If things have progressed to a job offer how about a personalised letter from the relevant line manager or even Managing Director saying how much they look forward to welcoming the candidate onboard.
The more positive a candidate’s first impressions of your organisation, the more you invest and communicate with them then the more socially accepted they feel and the less likely you are to be ghosted. It does not necessarily mean a candidate will not change their mind and suddenly turn down your job offer. But I promise if you have created that emotional connection between the candidate and your organisation then they will tell you about why they are not starting with you, they will tell you what has turned their head and they will give you some clues as to what if anything needs to be adjusted in the rewards package. You’d be surprised, it isn’t often the salary that is the problem.

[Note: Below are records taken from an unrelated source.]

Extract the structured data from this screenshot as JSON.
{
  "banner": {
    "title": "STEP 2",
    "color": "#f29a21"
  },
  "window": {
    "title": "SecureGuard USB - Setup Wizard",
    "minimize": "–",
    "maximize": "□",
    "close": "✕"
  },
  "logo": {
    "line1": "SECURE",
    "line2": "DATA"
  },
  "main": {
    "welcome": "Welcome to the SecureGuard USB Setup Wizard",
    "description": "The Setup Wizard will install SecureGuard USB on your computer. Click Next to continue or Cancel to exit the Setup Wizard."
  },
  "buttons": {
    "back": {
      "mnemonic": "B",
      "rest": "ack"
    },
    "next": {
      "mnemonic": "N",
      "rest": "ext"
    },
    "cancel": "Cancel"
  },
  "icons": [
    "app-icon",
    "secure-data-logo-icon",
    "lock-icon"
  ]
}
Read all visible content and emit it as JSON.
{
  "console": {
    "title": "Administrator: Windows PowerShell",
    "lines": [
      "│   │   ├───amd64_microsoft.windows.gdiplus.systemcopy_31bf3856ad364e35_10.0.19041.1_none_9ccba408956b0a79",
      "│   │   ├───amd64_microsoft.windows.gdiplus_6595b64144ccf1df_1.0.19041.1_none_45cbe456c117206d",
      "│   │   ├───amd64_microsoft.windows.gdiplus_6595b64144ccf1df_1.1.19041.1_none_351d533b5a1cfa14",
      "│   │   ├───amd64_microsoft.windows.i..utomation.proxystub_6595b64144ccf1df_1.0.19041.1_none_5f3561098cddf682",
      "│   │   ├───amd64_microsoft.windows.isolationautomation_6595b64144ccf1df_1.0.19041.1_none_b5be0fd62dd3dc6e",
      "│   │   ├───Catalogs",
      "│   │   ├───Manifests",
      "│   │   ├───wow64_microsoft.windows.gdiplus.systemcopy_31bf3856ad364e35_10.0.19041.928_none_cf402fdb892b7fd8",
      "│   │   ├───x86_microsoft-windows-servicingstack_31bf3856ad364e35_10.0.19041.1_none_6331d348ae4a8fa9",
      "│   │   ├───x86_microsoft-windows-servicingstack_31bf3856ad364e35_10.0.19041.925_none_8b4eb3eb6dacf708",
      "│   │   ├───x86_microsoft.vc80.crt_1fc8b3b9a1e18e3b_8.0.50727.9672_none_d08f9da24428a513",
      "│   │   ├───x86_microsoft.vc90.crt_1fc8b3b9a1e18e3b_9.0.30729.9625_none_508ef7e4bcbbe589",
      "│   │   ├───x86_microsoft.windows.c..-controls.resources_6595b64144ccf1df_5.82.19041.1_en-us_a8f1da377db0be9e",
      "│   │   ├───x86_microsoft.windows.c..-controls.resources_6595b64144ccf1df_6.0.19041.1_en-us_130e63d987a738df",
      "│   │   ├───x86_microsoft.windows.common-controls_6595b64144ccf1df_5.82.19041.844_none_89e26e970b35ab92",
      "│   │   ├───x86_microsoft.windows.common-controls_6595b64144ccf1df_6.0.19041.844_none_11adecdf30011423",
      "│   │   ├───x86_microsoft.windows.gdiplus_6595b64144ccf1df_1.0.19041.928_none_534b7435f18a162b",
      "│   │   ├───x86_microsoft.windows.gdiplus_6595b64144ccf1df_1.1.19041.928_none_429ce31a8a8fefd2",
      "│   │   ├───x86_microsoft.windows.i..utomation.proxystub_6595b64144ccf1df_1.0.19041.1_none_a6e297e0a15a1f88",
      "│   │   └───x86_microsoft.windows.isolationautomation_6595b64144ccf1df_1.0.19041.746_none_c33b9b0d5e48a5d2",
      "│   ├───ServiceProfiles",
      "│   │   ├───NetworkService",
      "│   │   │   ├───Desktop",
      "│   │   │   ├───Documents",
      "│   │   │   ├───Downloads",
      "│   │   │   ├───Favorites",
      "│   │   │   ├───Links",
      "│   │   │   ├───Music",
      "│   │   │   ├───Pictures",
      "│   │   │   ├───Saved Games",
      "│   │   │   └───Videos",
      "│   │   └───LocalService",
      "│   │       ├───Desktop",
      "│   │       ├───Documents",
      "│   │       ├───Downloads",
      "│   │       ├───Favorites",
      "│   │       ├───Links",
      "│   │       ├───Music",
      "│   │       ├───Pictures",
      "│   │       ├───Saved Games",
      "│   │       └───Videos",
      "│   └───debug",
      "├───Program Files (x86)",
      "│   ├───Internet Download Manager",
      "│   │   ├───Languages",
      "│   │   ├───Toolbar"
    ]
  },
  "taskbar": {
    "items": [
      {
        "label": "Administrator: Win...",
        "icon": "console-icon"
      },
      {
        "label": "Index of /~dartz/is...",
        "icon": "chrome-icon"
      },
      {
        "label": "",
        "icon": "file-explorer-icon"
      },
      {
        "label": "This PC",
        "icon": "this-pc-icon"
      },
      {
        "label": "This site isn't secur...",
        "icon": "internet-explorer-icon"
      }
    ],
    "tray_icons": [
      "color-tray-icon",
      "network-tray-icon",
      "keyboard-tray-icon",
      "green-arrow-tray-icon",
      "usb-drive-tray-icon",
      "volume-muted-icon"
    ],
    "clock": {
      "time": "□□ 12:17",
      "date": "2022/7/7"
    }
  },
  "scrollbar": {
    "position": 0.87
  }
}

One final word on the subject of ghosting….if you have received a job offer and should be starting a new job on Monday and have changed your mind and are about to ghost a potential employer – DO NOT DO IT. You are damaging your reputation, burning bridges and creating some potentially awkward situations in the future that will come back and haunt you….your career is too short and too precious to leave that debris cluttering future opportunities.
About the Author
Simon Royston is the founder and Managing Director of The Recruitment Lab (A recruitment agency with offices in Aldershot and Brighton that offers employment services across Berkshire, Hampshire, Surrey, Sussex and beyond). Simon lives in Guildford and has worked in Recruitment for over a decade. He has a degree and a masters in psychology as well as a diploma in Human Resource Management. If you would like to know more about anything written in this blog or would simply like to express your own thoughts and opinions do not hesitate to contact Simon through The Recruitment Lab website.